WORK TASK » Go over each line of the entries below, count those with "population", and give only the count.

[Records from a collection]
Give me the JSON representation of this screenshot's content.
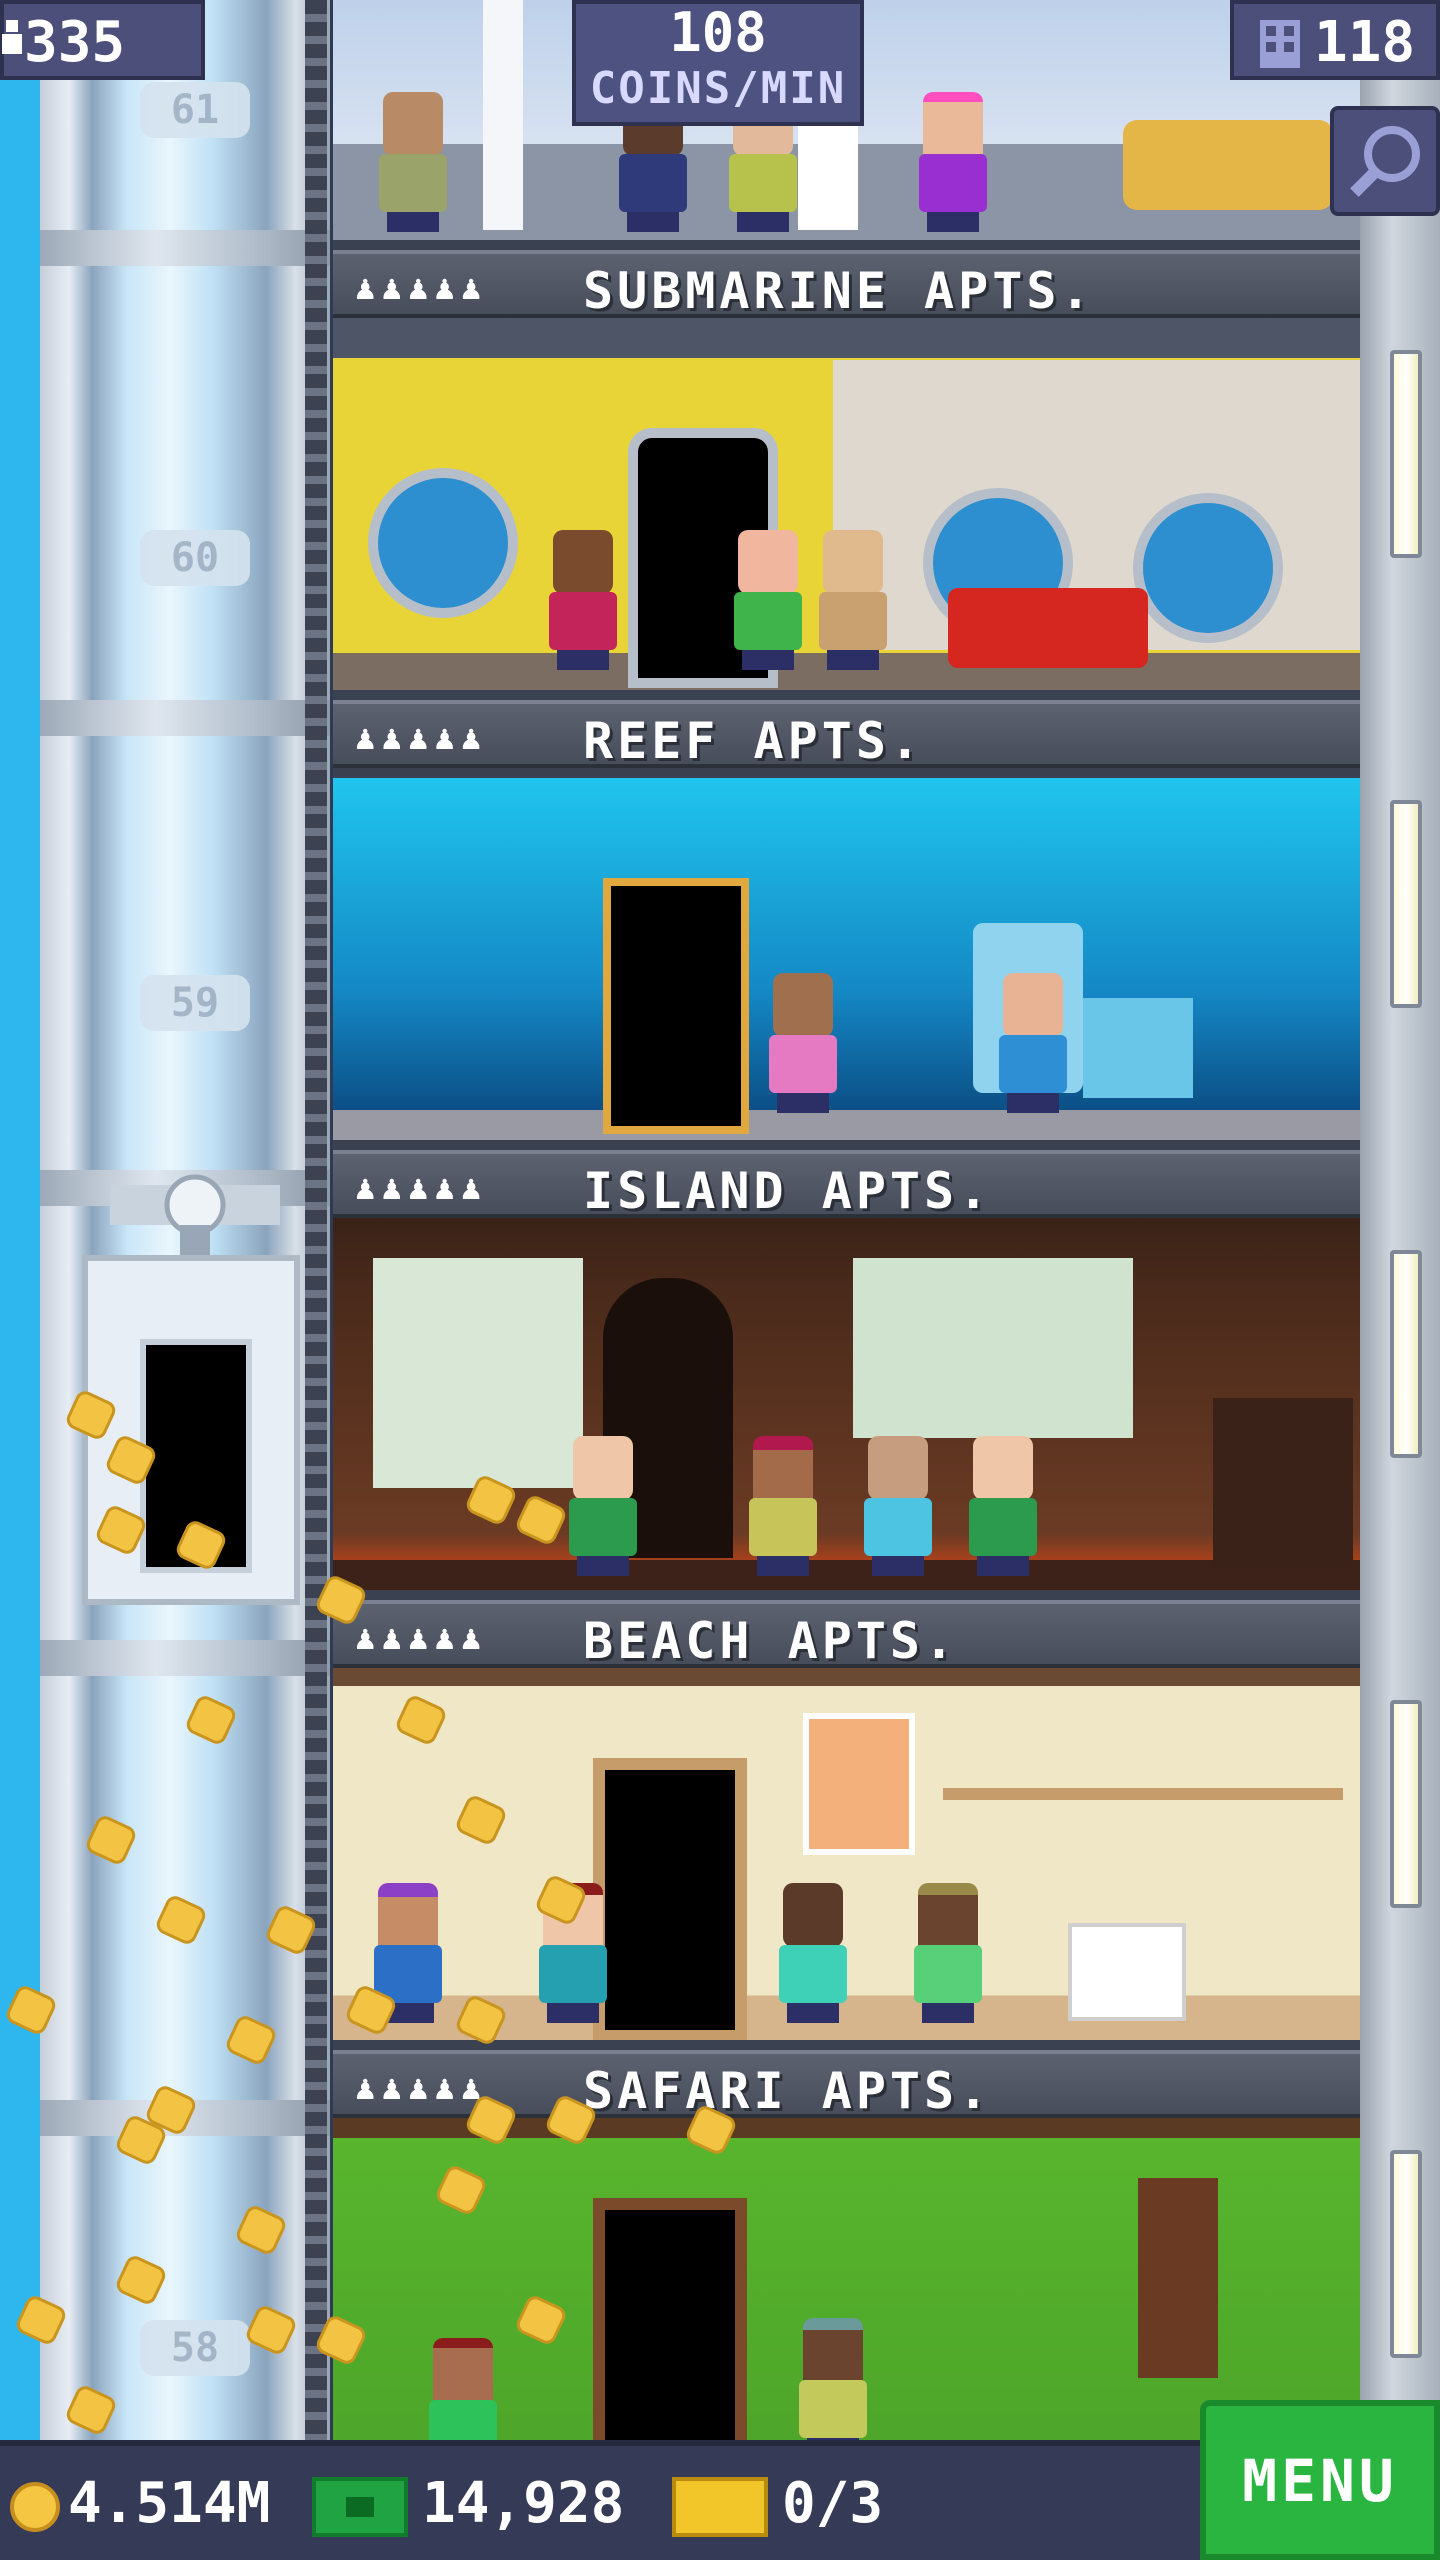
{
  "top_bar": {
    "population": "335",
    "coins_per_min_value": "108",
    "coins_per_min_unit": "COINS/MIN",
    "floors_count": "118",
    "icons": {
      "population": "person-icon",
      "floors": "building-icon",
      "search": "magnify-icon"
    }
  },
  "elevator": {
    "floor_numbers": [
      "61",
      "60",
      "59",
      "58"
    ]
  },
  "floors": [
    {
      "name": "SUBMARINE APTS.",
      "pips": "♟♟♟♟♟"
    },
    {
      "name": "REEF APTS.",
      "pips": "♟♟♟♟♟"
    },
    {
      "name": "ISLAND APTS.",
      "pips": "♟♟♟♟♟"
    },
    {
      "name": "BEACH APTS.",
      "pips": "♟♟♟♟♟"
    },
    {
      "name": "SAFARI APTS.",
      "pips": "♟♟♟♟♟"
    }
  ],
  "bottom_bar": {
    "coins": "4.514M",
    "tower_bux": "14,928",
    "tickets": "0/3",
    "menu_label": "MENU"
  },
  "colors": {
    "submarine_wall": "#e9d437",
    "reef_water": "#19b9e4",
    "island_wood": "#4a2a1b",
    "beach_wall": "#efe7c6",
    "safari_wall": "#58b52c",
    "menu_green": "#29b540"
  }
}
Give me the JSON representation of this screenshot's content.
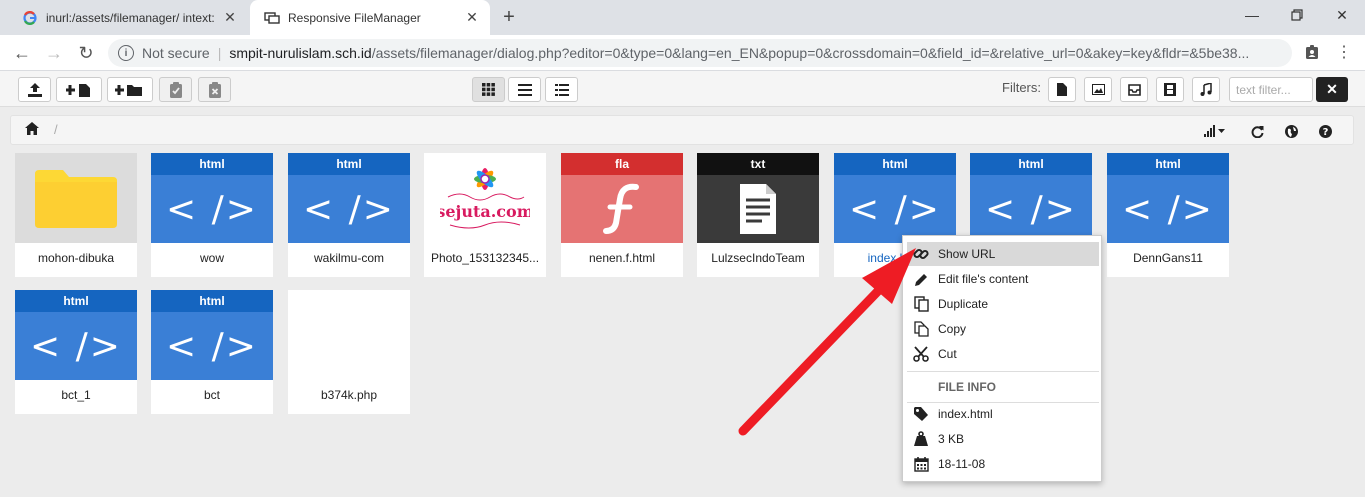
{
  "browser": {
    "tabs": [
      {
        "title": "inurl:/assets/filemanager/ intext:",
        "favicon": "google-g-icon",
        "active": false
      },
      {
        "title": "Responsive FileManager",
        "favicon": "filemanager-icon",
        "active": true
      }
    ],
    "address": {
      "security": "Not secure",
      "host": "smpit-nurulislam.sch.id",
      "path": "/assets/filemanager/dialog.php?editor=0&type=0&lang=en_EN&popup=0&crossdomain=0&field_id=&relative_url=0&akey=key&fldr=&5be38..."
    }
  },
  "toolbar": {
    "filters_label": "Filters:",
    "text_filter_placeholder": "text filter..."
  },
  "breadcrumb": {
    "separator": "/"
  },
  "files": [
    {
      "name": "mohon-dibuka",
      "type": "folder",
      "ext": ""
    },
    {
      "name": "wow",
      "type": "code",
      "ext": "html"
    },
    {
      "name": "wakilmu-com",
      "type": "code",
      "ext": "html"
    },
    {
      "name": "Photo_153132345...",
      "type": "image",
      "ext": "",
      "image_text": "sejuta.com"
    },
    {
      "name": "nenen.f.html",
      "type": "flash",
      "ext": "fla"
    },
    {
      "name": "LulzsecIndoTeam",
      "type": "text",
      "ext": "txt"
    },
    {
      "name": "index.html",
      "type": "code",
      "ext": "html"
    },
    {
      "name": "",
      "type": "code",
      "ext": "html"
    },
    {
      "name": "DennGans11",
      "type": "code",
      "ext": "html"
    },
    {
      "name": "bct_1",
      "type": "code",
      "ext": "html"
    },
    {
      "name": "bct",
      "type": "code",
      "ext": "html"
    },
    {
      "name": "b374k.php",
      "type": "blank",
      "ext": ""
    }
  ],
  "context_menu": {
    "items": [
      {
        "label": "Show URL",
        "icon": "link-icon"
      },
      {
        "label": "Edit file's content",
        "icon": "pencil-icon"
      },
      {
        "label": "Duplicate",
        "icon": "duplicate-icon"
      },
      {
        "label": "Copy",
        "icon": "copy-icon"
      },
      {
        "label": "Cut",
        "icon": "scissors-icon"
      }
    ],
    "info_header": "FILE INFO",
    "info": [
      {
        "label": "index.html",
        "icon": "tag-icon"
      },
      {
        "label": "3 KB",
        "icon": "weight-icon"
      },
      {
        "label": "18-11-08",
        "icon": "calendar-icon"
      }
    ]
  },
  "colors": {
    "html_header": "#1565c0",
    "html_body": "#3a7fd6",
    "fla_header": "#d32f2f",
    "fla_body": "#e57373",
    "txt_header": "#111111",
    "txt_body": "#3a3a3a",
    "folder": "#fdd835",
    "arrow": "#ee1c24"
  }
}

ANSWER BOX » 2